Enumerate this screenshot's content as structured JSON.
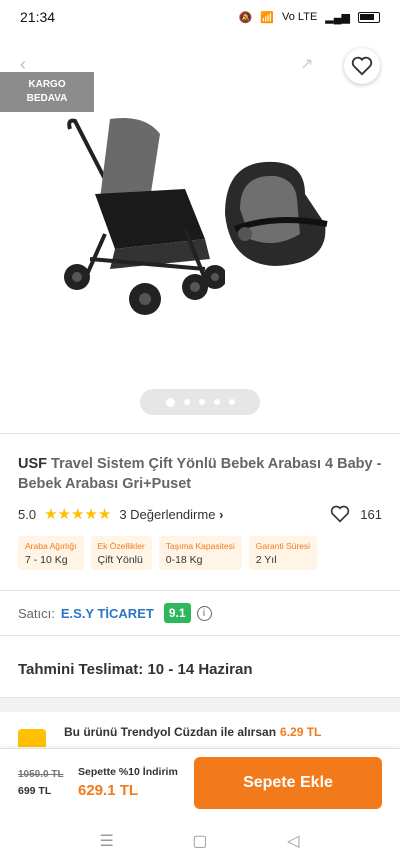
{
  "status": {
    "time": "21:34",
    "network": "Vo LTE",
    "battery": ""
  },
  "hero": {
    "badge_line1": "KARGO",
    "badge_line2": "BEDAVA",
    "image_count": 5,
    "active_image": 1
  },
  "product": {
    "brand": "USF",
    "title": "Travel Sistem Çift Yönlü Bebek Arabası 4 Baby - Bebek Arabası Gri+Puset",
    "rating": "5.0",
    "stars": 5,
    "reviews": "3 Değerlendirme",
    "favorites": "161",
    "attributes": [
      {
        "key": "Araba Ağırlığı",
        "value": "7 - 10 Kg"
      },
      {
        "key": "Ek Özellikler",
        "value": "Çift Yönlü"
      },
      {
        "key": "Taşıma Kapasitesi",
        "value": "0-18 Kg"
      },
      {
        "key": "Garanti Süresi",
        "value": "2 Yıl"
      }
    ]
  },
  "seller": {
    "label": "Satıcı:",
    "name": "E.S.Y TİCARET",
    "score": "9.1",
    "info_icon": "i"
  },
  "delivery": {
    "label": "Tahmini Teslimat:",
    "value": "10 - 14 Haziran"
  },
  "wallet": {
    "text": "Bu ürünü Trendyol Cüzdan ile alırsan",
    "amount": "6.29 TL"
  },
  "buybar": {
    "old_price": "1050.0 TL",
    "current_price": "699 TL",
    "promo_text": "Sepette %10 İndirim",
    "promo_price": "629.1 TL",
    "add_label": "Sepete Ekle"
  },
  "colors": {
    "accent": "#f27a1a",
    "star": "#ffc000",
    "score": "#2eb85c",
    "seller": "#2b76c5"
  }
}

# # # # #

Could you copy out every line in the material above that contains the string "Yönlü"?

Answer
    "title": "Travel Sistem Çift Yönlü Bebek Arabası 4 Baby - Bebek Arabası Gri+Puset",
        "value": "Çift Yönlü"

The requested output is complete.